Aristotlealsosetup theaspectof recognition.Heexemplifiesrecognitionas theprocessof anagnorisis wherea charactermakesa disclosurethathewasnot familiarwith priorto a givendate.In mostcase,thetragicherowill comeacross therevelationthat will resultinmakingtheherodiscoverhis trueidentity.Through Teiresias,Oedipusdiscoversthathewasa childof a motherwhohadgivenhim awaytobedestroyed.In thisrespects,theherogoesinto reversal,a situationwheretheeffectsof their actionsare differentfrom whattheyintended(skaleidoscope1). Whenhedecidesto fleefrom his parentsandstarthis ownkingdom,his actionsleadto his self-destructionthoughhis intentionsweredifferent.Hadheopted to staywith his parentsin Corinth, hewould not haveknownthatthesewerenot his biologicalparents,andhewould not haveenteredinto a forbiddenrelationshipwith his mother(Peter3). In thesamevein,hewould not havemurderedhis fatherin theexpeditionto amassthekingdom.From thisstandpoint,Oedipus is theonlypersonwhois responsibleforhis ownactionsandthepredicamentsthat engulfhis lifelater.Whenhediscoversshehas sired childrenwith his mother,heis verydistraughtandinflictsharmon himself by causinghis blindness(Finkelberg1). Headmitshis actionswereevilandwrong,andthatis whyhesevereshis eyes.Thereaderdoesnot knowwhetherto rejoiceorpityOedipus because,even though, hisactionswerewrong,theoffencesweredonein ignorance,whatAristotle refersto as Harmatia(Peter3). Regrettably, Oedipus has committedone grievousflawthat ledto his downfallanddestruction.Hekilledhis fatherandmarriedhis mother,andthushis childrenwerehis brothers.

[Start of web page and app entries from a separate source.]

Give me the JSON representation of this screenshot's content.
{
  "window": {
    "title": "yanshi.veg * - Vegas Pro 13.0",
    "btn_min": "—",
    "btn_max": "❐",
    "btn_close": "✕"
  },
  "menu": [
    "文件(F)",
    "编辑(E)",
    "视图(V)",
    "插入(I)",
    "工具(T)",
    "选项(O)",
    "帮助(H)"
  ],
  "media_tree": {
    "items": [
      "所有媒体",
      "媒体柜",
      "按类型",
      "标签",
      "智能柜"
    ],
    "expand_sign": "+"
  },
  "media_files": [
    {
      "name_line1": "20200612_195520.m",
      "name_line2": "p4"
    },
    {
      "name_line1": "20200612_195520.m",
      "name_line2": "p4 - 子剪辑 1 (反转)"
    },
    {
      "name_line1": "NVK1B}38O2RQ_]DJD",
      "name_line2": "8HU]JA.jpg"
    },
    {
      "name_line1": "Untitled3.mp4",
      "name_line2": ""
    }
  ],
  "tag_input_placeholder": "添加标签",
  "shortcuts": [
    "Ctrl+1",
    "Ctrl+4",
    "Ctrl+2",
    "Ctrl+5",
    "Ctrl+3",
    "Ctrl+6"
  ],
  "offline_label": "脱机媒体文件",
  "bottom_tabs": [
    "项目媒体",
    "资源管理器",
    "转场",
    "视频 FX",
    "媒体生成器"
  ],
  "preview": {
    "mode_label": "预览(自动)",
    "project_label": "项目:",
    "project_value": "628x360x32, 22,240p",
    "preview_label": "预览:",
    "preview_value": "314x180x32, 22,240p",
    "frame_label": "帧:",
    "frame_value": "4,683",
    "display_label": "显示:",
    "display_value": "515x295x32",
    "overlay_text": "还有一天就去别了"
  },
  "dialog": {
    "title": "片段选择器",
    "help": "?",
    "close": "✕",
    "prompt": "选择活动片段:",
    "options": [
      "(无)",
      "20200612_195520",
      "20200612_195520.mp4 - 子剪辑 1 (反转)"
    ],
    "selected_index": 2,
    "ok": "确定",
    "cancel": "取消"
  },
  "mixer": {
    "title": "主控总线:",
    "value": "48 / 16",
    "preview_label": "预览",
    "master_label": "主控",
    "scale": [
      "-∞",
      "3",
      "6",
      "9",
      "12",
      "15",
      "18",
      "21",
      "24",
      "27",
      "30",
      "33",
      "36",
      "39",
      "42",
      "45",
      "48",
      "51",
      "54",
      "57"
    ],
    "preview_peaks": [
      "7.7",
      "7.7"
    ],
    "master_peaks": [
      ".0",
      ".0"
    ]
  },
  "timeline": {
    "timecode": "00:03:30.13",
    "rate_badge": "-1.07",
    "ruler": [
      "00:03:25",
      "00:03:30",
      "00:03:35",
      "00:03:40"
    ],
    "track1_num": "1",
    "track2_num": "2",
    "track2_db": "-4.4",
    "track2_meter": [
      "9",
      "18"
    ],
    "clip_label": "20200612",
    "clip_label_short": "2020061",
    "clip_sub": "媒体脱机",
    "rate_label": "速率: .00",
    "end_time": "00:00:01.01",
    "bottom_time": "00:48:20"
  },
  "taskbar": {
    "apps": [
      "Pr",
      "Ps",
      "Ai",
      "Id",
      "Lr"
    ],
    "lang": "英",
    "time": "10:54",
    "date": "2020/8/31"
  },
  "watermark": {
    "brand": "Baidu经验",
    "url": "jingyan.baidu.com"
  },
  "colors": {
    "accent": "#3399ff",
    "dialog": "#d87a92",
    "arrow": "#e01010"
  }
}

Conclusion

Sophocles,Oedipus exemplifiesAristotle’s definitionof a tragichero.Itis a classictragedywith the entire featurethat Aristotle pointsout. First,there is theelementof Harmatia,wheretheprincipalcharacter,unknowingly killshis fatherandmarrieshis father’swife.Itis thecuriosityof Oedipus that leadto therealizationandknowledgeof theactualstateof affairs.His inquisitivenatureis his majorflawthat leadsto his knowledgeabout his birthandparents.Thesituationof peripeteia alsooccurswherethemaincharacterfallsfrom graceto shamebecauseof discoveryof theevilsdonein ignorance.Finally,theplayhighlights thefeelingof catharsisin which thereadercommiserateswith Oedipus situation.Sophocles’s transformation of Oedipus character personifies theGreek art dictum and serves as a model for Aristotle’s definitionof a tragic hero.

WorkCited

Dodds,E. R. On Misunderstanding the`Oedipus Rex`. Cambridge UniversityPress, 2013 Print. Retrieved 3 March 2015 from: http://www.jstor.org/stable/642354

Finkelberg,M. (2006). Aristotleand episodic tragedy.Greece and Rome. Vol. 53(1) 60-72

Minnema,Lourens. TragicViews of the Human Condition: Cross-cultural Comparisons betweenViews of Human Nature in Greek and Shakespearean Tragedy and theMahābhārata and Bhagavadgītā.New York: Bloomsbury, 2013. Internet resource.

Peter,Haugen. Hamartia and Hubris in the Story of Oedipus. University ofNorth Dakota, Grand Forks, ND. LCMNDe-journal Volume 2003/4.

RichardJanko, and Aristotle. PoeticsI.Indianapolis: Hackett Pub. Co, 1987. Print.

Skaleidoscope,J.M. OedipusRex: The Quintessential Tragic Hero.West Orange, NJ. 2013. Retrieved from:http://www.teenink.com/nonfiction/academic/article/515659/Oedipus-Rex-The-Quintessential-Tragic-Hero/